◆ EXERCISE DETAILS: Each record must be repeated exactly as it stands.

◆ ENTRIES PROVIDED:
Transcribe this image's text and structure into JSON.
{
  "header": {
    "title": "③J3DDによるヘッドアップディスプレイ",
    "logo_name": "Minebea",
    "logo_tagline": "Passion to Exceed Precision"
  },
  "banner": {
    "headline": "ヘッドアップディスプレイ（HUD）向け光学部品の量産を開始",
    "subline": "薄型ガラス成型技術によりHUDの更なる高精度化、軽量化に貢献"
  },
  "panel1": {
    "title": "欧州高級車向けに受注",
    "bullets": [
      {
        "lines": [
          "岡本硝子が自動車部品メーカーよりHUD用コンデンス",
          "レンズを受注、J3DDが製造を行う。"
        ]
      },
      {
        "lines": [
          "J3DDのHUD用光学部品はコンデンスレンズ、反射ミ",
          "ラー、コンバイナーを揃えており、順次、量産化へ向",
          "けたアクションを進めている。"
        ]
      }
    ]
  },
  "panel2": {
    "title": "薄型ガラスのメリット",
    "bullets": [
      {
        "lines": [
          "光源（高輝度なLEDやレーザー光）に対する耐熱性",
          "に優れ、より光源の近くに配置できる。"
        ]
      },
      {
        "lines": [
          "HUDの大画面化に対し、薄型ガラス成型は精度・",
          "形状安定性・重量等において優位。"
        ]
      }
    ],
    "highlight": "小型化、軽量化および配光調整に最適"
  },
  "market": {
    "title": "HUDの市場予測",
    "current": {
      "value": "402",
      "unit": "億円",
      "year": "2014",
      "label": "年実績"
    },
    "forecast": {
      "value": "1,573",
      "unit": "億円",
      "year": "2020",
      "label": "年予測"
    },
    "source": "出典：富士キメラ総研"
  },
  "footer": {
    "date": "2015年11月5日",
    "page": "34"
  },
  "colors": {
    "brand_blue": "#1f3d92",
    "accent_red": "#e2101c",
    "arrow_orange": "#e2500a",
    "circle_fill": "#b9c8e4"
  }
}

◆ TASK SOLUTION:
Transcribe this image's text and structure into JSON.
{
  "header": {
    "title": "③J3DDによるヘッドアップディスプレイ",
    "logo_name": "Minebea",
    "logo_tagline": "Passion to Exceed Precision"
  },
  "banner": {
    "headline": "ヘッドアップディスプレイ（HUD）向け光学部品の量産を開始",
    "subline": "薄型ガラス成型技術によりHUDの更なる高精度化、軽量化に貢献"
  },
  "panel1": {
    "title": "欧州高級車向けに受注",
    "bullets": [
      {
        "lines": [
          "岡本硝子が自動車部品メーカーよりHUD用コンデンス",
          "レンズを受注、J3DDが製造を行う。"
        ]
      },
      {
        "lines": [
          "J3DDのHUD用光学部品はコンデンスレンズ、反射ミ",
          "ラー、コンバイナーを揃えており、順次、量産化へ向",
          "けたアクションを進めている。"
        ]
      }
    ]
  },
  "panel2": {
    "title": "薄型ガラスのメリット",
    "bullets": [
      {
        "lines": [
          "光源（高輝度なLEDやレーザー光）に対する耐熱性",
          "に優れ、より光源の近くに配置できる。"
        ]
      },
      {
        "lines": [
          "HUDの大画面化に対し、薄型ガラス成型は精度・",
          "形状安定性・重量等において優位。"
        ]
      }
    ],
    "highlight": "小型化、軽量化および配光調整に最適"
  },
  "market": {
    "title": "HUDの市場予測",
    "current": {
      "value": "402",
      "unit": "億円",
      "year": "2014",
      "label": "年実績"
    },
    "forecast": {
      "value": "1,573",
      "unit": "億円",
      "year": "2020",
      "label": "年予測"
    },
    "source": "出典：富士キメラ総研"
  },
  "footer": {
    "date": "2015年11月5日",
    "page": "34"
  },
  "colors": {
    "brand_blue": "#1f3d92",
    "accent_red": "#e2101c",
    "arrow_orange": "#e2500a",
    "circle_fill": "#b9c8e4"
  }
}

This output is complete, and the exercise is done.